Here we go again. Year 2011 is over, with its 19 typhoons (see list of 2011 typhoons). As we start with 2012, we again note that the state of the weather affects our travels, vacations and pretty much everything that we do. We should always be mindful of severe weather conditions, like typhoons or tropical storms (called cyclones and hurricanes somewhere else in the planet). Considering that an average of 20 storms visit the Philippines each year, it may be worth something to list down the typhoons as they hit the Philippine Area of Responsibility (PAR). Please check from time to time for more updates (presented in reverse chronology; see also 2011, 2010 and 2009 lists).
[For an explanation on the various Storm Warning Signals, see Vacation Tips: Typhoons in the Philippines]
6. FERDIE. PAGASA has just confirmed that, as of 20 July 2012, tropical depression “Ferdie” has entered the Philippine Area of Responsibility (PAR).
4. DINDO (International Name: “Doksuri”). On 26 June 2012 (5:00 p.m.), PAGASA issued Severe Weather Bulletin No. 1, announcing that the active low pressure area east of Virac, Catanduanes, has developed into a tropical depression and was named “DINDO”. The first typhoon signal was not raised until the next day (Bulletin No. 3 issued on Wednesday, 27 June 2012, 5:00 a.m.) – Signal No. 1 over Cagayan and Isabela, raised to Signal No. 2 (by 5:00 p.m., Bulletin No. 5) over Cagayan, Calayan Group of Islands, Babuyan Group of Islands, Isabela, Batanes Group of Islands, Apayao, Kalinga, Mt.Province, with Maximum winds of 75 kph near the center and gustiness of up 90 kph; Signal No. 1 in Ilocos Norte, Abra, Ilocos Sur, Aurora, Ifugao, Nueva Viscaya, Quirino, Benguet.
3. CARINA (International Code Name: “Talim”). After the slight confusion over its name (some used PAGASA’s preset name, Cosme), bagyong Carina entered the PAR on 20 June 2012, but didn’t make landfall.
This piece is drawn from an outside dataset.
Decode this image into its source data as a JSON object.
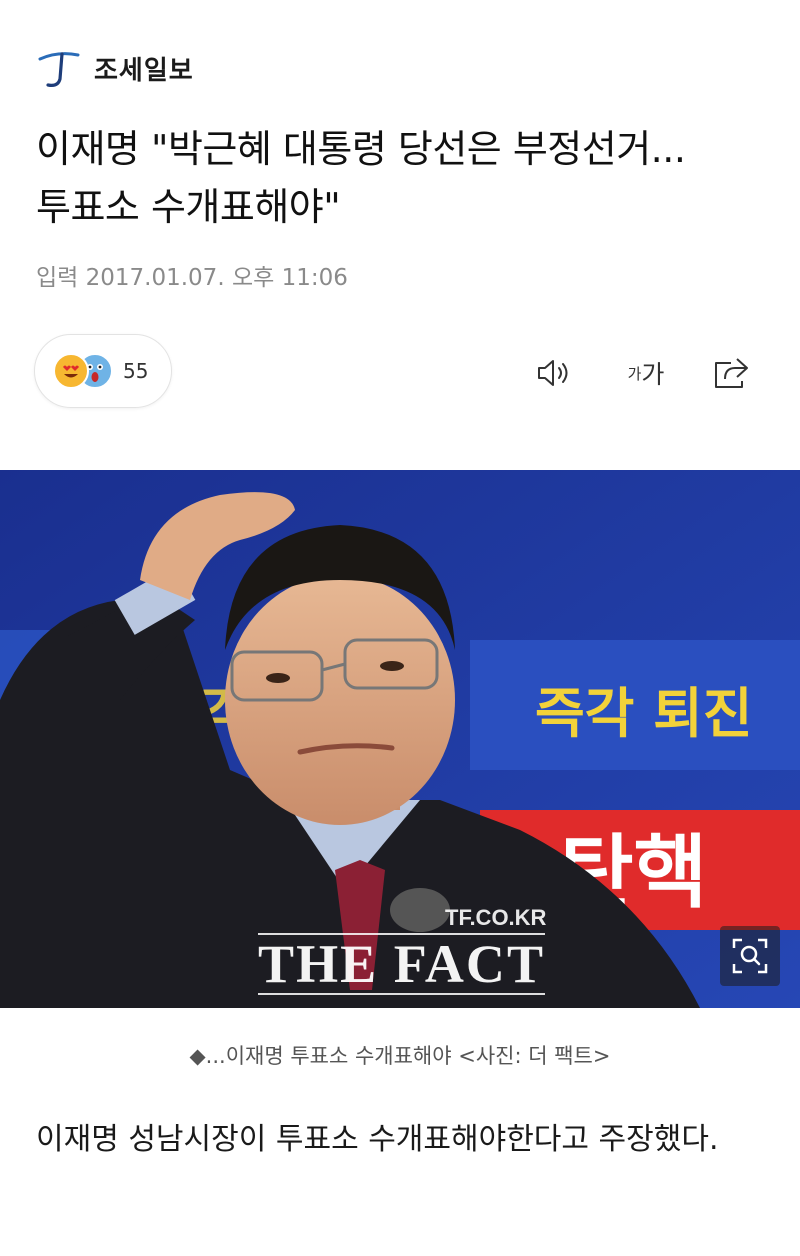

By the second Severe Weather Bulletin issued on 20 June 2012 (Wednesday, 11:00 p.m.), PAGASA announced that “CARINA” moved out of the PAR, with its center located 480 km North North of Basco, Batanes and maximum winds of 75 kph near the center and gustiness of up to 90 kph.
2. BUTCHOY (International Name: “Guchol”). On 14 June 2012 (Thursday, 11:00 a.m.), PAGASA issued its Severe Weather Bulletin Number One, announcing that the tropical storm over the Caroline Island has entered the Philippine Area of Responsibility (PAR) and was named “BUTCHOY”. It was expected not to make a landfall. It was 880 km East of Guiuan, Eastern Samar, with maximum winds of 85 kph near the center and gustiness of up to 100 kph. As of 16 June 2012, through Severe Weather Bulletin Number 6, PAGASA announced that Tropical Storm “BUTCHOY” has maintained its strength and is now moving in a North Northwestward direction.
1. AMBO (International Code: “Mawar”). The first typhoon for the year 2012 came in the middle of the year, as school opens nationwide. PAGASA, in its Severe Weather Bulletin No. 1 (issued at 11:30 p.m., Thursday, 31 May 2012), announced that the Active Low Pressure Area (ALPA) east of Samar has intensified into a tropical depression and was named “AMBO”. It has maximum winds of up to 120 kph near the center and gustiness of up to 150 kph, moving North Northeast at 13 kph, located 390 km East Northeast of Aparri, Cagayan as of 4:00 p.m. of 3 June 2012, and is expected to be 510 km East Northeast of Basco, Batanes on Monday afternoon (per Bulletin 14A issued on 3 June 2012).